The city of Minneapolis is donating the Nicollet Mall fountain Northern Lights to the city of Maplewood.
In the art world, they call it de-accession. In the practical world, it means that the fountain doesn't work, and it's time for the city to cut its losses.
The city bought the fountain in 1991 and installed in on the mall's east side between South 5th and 6th streets. The city rates it in poor condition.
The fountain has a 15-by-26-foot black granite bench base with curving rows of stainless steel square tubing inside. The tubing is 8 feet high and has spray jets and misters near the top. The fountain was supposed to operate year-round, with bubblers and jets in the summer and separate winter misters that develop ice formations. Pool basin lights were designed to illuminate the sculpture and ice forms.
According to a Feb. 23 report, the fountain has never worked properly.
"The spray from the fountain extends beyond the pool, and in the winter creates a risk to public safety," wrote Mary Altman, public arts administrator. "In its current state, it operates with minimal water flow in the summer and without water or ice in the winter. The basin that contains the sculpture is a convenient place for mall users to dispose of their trash, which is a public eyesore."

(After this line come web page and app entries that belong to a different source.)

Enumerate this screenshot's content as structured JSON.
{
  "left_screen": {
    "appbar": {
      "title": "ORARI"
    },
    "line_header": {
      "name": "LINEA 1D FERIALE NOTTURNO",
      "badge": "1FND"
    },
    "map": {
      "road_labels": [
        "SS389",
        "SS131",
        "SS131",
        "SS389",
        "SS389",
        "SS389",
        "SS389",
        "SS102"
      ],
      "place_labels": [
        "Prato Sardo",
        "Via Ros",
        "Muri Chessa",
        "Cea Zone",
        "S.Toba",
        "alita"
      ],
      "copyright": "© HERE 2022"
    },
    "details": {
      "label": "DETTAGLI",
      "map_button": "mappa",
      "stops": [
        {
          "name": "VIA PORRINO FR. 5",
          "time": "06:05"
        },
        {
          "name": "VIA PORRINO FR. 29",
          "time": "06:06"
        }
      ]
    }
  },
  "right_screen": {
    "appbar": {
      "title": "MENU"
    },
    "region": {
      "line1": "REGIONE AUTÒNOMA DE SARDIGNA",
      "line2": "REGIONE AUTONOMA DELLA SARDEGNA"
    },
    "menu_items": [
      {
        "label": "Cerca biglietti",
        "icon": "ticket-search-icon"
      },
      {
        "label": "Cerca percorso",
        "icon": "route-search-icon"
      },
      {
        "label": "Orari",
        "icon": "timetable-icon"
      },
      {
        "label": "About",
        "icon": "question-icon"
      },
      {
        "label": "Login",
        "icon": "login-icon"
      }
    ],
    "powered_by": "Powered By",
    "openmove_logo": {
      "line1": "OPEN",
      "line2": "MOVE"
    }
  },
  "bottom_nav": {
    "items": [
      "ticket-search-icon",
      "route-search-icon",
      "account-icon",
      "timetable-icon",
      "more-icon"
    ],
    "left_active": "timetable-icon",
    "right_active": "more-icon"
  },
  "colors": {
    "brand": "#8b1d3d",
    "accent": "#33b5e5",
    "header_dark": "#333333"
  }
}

According to the Altman memo:
The Nicollet Mall Advisory Board asked the Minneapolis Arts Commission to remove the fountain. The Commission offered the fountain to the Minneapolis Public Schools, the Minneapolis Park and Recreation Board, the library board and several museums but got no takers.
(It would cost more than the original $350,000 purchase price to remove, re-plumb and reinstall the fountain at a new location.)

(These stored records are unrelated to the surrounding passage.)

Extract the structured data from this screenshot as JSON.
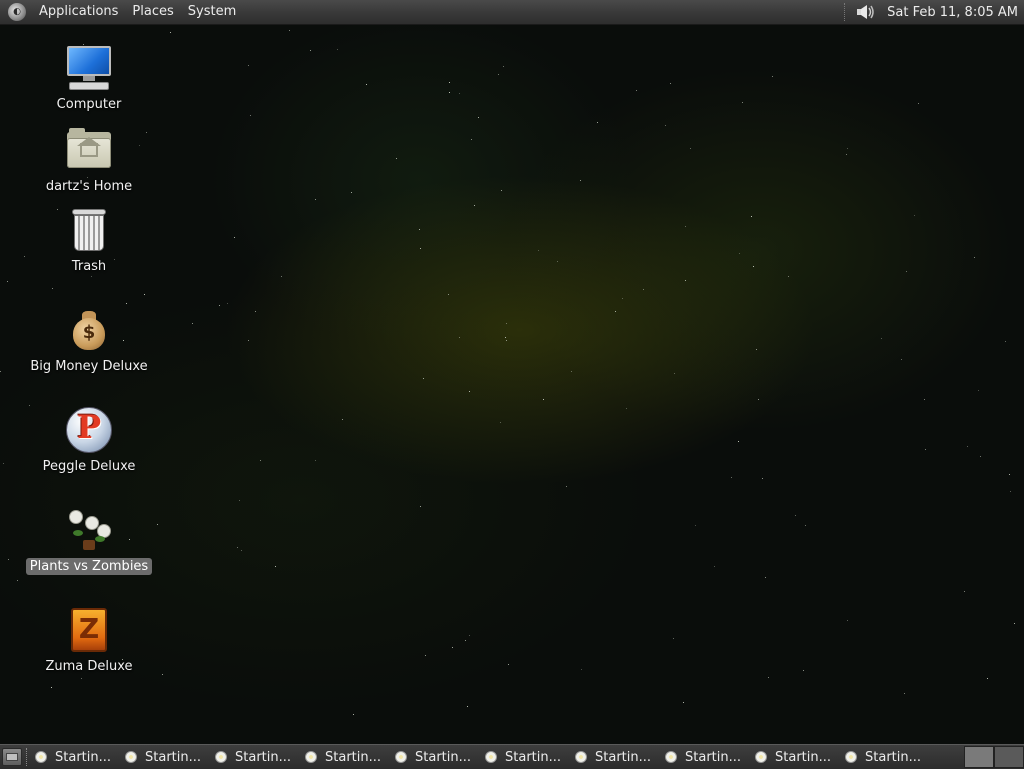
{
  "top_panel": {
    "menus": [
      "Applications",
      "Places",
      "System"
    ],
    "clock": "Sat Feb 11,  8:05 AM",
    "volume_icon": "speaker-icon"
  },
  "desktop_icons": [
    {
      "label": "Computer",
      "icon": "computer-icon"
    },
    {
      "label": "dartz's Home",
      "icon": "home-folder-icon"
    },
    {
      "label": "Trash",
      "icon": "trash-icon"
    },
    {
      "label": "Big Money Deluxe",
      "icon": "money-bag-icon"
    },
    {
      "label": "Peggle Deluxe",
      "icon": "peggle-icon"
    },
    {
      "label": "Plants vs Zombies",
      "icon": "plants-vs-zombies-icon",
      "selected": true
    },
    {
      "label": "Zuma Deluxe",
      "icon": "zuma-icon"
    }
  ],
  "taskbar": {
    "tasks": [
      "Startin...",
      "Startin...",
      "Startin...",
      "Startin...",
      "Startin...",
      "Startin...",
      "Startin...",
      "Startin...",
      "Startin...",
      "Startin..."
    ]
  }
}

The city offered the fountain to other municipalities and got several inquires, but ultimately only Maplewood submitted a proposal. Maplewood plans to install the fountain as part of its 11-acre Legacy Village Sculpture Park.

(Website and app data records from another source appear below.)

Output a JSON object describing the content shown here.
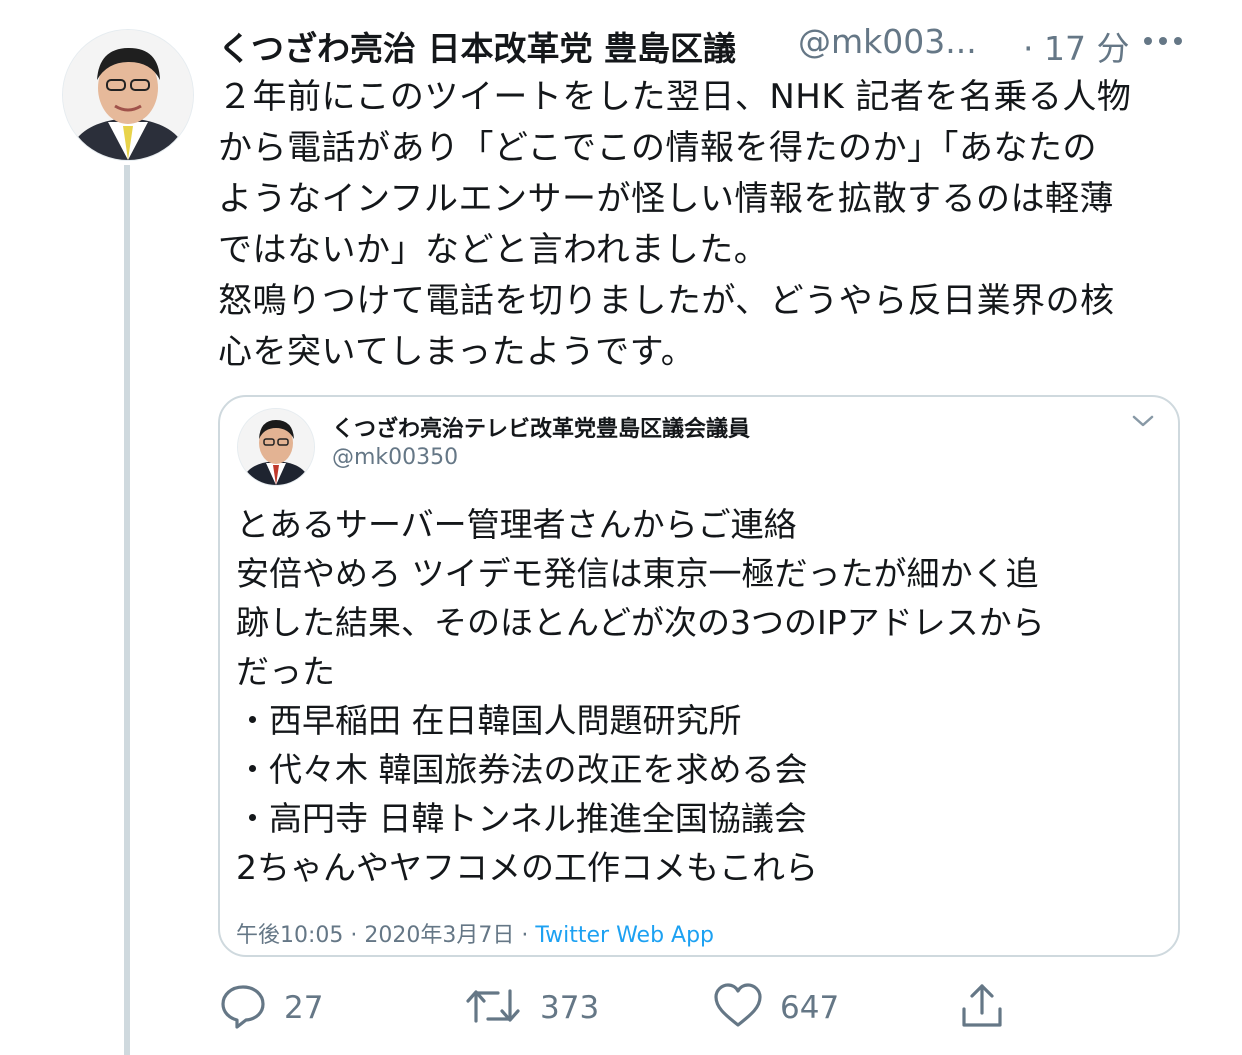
{
  "tweet": {
    "author_name": "くつざわ亮治 日本改革党 豊島区議",
    "author_handle": "@mk003...",
    "time": "· 17 分",
    "text_lines": [
      "２年前にこのツイートをした翌日、NHK 記者を名乗る人物",
      "から電話があり「どこでこの情報を得たのか」「あなたの",
      "ようなインフルエンサーが怪しい情報を拡散するのは軽薄",
      "ではないか」などと言われました。",
      "怒鳴りつけて電話を切りましたが、どうやら反日業界の核",
      "心を突いてしまったようです。"
    ]
  },
  "quoted_tweet": {
    "author_name": "くつざわ亮治テレビ改革党豊島区議会議員",
    "author_handle": "@mk00350",
    "text_lines": [
      "とあるサーバー管理者さんからご連絡",
      "安倍やめろ ツイデモ発信は東京一極だったが細かく追",
      "跡した結果、そのほとんどが次の3つのIPアドレスから",
      "だった",
      "・西早稲田 在日韓国人問題研究所",
      "・代々木 韓国旅券法の改正を求める会",
      "・高円寺 日韓トンネル推進全国協議会",
      "2ちゃんやヤフコメの工作コメもこれら"
    ],
    "timestamp": "午後10:05 · 2020年3月7日 · ",
    "source": "Twitter Web App"
  },
  "actions": {
    "reply_count": "27",
    "retweet_count": "373",
    "like_count": "647"
  },
  "colors": {
    "text": "#14171a",
    "secondary": "#657786",
    "link": "#1da1f2",
    "border": "#cfd9de"
  },
  "icons": [
    "more-icon",
    "chevron-down-icon",
    "reply-icon",
    "retweet-icon",
    "like-icon",
    "share-icon"
  ]
}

Should Maplewood change its mind, the city would allow Norwegian artist Carl Nesjar to remove and store the fountain, according to a motion passed by the City Council's Zoning and Planning Committee March 3. The full Council unanimously voted March 11 to send the fountain away.